RPGIV @ Work

A unique site for RPG and System i Lovers


Hi, this site will provide all what you need in System i and RPG developments.

My Name is Chamara Withanachchi, System i Expert and RPG Developer. And in the field for last 11 years.

I hope you will find lot of valuable information from this site
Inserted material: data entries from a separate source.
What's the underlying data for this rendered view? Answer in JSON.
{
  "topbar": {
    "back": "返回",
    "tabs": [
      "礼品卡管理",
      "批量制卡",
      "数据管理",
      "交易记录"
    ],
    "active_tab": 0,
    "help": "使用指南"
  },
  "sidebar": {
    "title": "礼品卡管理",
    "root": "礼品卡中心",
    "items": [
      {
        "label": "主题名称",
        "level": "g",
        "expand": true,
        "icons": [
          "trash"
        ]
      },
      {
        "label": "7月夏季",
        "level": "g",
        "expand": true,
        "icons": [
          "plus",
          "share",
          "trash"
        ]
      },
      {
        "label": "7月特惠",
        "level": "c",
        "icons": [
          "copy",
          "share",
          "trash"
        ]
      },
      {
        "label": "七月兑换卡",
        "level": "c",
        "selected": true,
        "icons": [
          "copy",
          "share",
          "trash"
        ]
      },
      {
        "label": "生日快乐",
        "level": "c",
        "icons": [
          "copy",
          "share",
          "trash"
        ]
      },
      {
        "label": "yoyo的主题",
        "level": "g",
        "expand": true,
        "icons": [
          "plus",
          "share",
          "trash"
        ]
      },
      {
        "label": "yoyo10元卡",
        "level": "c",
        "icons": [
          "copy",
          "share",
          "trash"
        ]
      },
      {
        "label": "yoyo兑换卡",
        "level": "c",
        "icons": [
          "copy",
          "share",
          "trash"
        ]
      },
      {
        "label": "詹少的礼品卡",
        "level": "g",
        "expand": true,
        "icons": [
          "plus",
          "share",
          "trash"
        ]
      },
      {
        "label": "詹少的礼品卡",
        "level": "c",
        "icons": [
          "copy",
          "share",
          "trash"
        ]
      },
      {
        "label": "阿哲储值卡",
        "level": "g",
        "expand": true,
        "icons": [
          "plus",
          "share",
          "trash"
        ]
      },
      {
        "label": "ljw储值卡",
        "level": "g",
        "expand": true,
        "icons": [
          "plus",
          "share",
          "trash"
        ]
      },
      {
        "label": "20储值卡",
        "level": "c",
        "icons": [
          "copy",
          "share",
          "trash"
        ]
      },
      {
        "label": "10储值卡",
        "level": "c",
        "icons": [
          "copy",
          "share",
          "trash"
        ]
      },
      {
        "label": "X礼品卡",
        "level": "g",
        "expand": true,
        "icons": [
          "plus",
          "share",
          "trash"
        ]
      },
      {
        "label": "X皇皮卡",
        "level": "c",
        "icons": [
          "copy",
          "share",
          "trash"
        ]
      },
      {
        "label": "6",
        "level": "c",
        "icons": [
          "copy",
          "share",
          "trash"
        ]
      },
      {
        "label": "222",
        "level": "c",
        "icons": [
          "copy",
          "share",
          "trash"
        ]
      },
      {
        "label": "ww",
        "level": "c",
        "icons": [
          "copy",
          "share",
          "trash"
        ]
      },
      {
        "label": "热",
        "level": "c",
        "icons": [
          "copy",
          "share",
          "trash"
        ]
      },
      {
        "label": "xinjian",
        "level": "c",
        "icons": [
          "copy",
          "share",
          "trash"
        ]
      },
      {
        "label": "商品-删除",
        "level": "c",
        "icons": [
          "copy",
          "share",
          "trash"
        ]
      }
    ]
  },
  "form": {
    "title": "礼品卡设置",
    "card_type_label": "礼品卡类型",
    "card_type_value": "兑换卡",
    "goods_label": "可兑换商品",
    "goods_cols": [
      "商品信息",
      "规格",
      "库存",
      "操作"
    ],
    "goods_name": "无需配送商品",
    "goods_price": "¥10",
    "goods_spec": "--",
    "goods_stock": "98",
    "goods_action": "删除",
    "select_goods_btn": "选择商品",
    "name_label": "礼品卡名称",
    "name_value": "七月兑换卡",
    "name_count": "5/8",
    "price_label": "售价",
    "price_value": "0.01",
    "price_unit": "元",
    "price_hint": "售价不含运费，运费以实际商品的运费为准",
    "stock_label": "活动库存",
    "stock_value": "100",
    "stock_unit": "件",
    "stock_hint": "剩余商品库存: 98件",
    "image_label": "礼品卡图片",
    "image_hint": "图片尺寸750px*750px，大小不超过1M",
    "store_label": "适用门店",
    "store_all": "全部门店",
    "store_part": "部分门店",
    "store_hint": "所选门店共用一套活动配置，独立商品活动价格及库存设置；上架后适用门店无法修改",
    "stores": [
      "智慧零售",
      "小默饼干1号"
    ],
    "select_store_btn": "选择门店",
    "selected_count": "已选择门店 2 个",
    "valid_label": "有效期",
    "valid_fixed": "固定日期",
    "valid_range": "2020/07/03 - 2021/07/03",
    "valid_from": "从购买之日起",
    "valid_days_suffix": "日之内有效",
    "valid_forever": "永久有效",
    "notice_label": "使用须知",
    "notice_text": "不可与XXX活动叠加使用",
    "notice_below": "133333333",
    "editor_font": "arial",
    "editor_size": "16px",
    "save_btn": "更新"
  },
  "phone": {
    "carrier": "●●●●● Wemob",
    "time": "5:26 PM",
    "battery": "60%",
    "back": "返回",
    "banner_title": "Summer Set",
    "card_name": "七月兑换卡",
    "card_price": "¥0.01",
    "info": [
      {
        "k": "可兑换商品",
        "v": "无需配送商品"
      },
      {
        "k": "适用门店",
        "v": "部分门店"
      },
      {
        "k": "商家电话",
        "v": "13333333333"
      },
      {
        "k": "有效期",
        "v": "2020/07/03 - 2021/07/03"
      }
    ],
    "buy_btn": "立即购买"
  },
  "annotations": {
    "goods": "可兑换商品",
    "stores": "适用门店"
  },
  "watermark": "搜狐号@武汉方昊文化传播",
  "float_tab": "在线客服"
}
rpg.jpg RPG is the mainstay programming language of the IBM System i platform. Originally designed as a query tool, IBM has enhanced the language to become a full-fledged, powerful programming language. An RPG program typically starts off with File Specifications, listing all files being written to, read from or updated, followed by Data Definition Specifications containing program elements such as Data Structures and dimensional arrays, much like a "Working-Storage" section of a COBOL program or var statements in a Pascal program. This is followed by Calculation Specifications, which contain the actual meat of the code. Output Specifications can follow which can be used to determine the layout of other files or reports. Alternatively files, some data structures and reports can be defined externally, mostly eliminating the need to hand code input and output specifications. In the early days of RPG, its major strength was known as the program cycle: every RPG program executes within an implied loop, which can apply the program to every record of a file. At that time each record (individual punch card) would be compared to each line in the program, which would act upon the record, or not, based upon whether that line had an "indicator" turned "on" or "off" — from a set of logical variables numbered 01–99 for user-defined purposes, or other smaller sets based upon record, field, or report processing functions. Alternatively, the cycle can make an interactive program continue to run until explicitly stopped. Today, most RPG programmers avoid using the cycle in favor of controlling the flow of the program with standard looping constructs. The concept of level breaks and matching records is unique to the RPG II language. It was originally developed with card readers in mind. RPG III adds some interesting constructs, but the original RPG language is difficult to beat assuming the developer embraces all of the available constructs and features.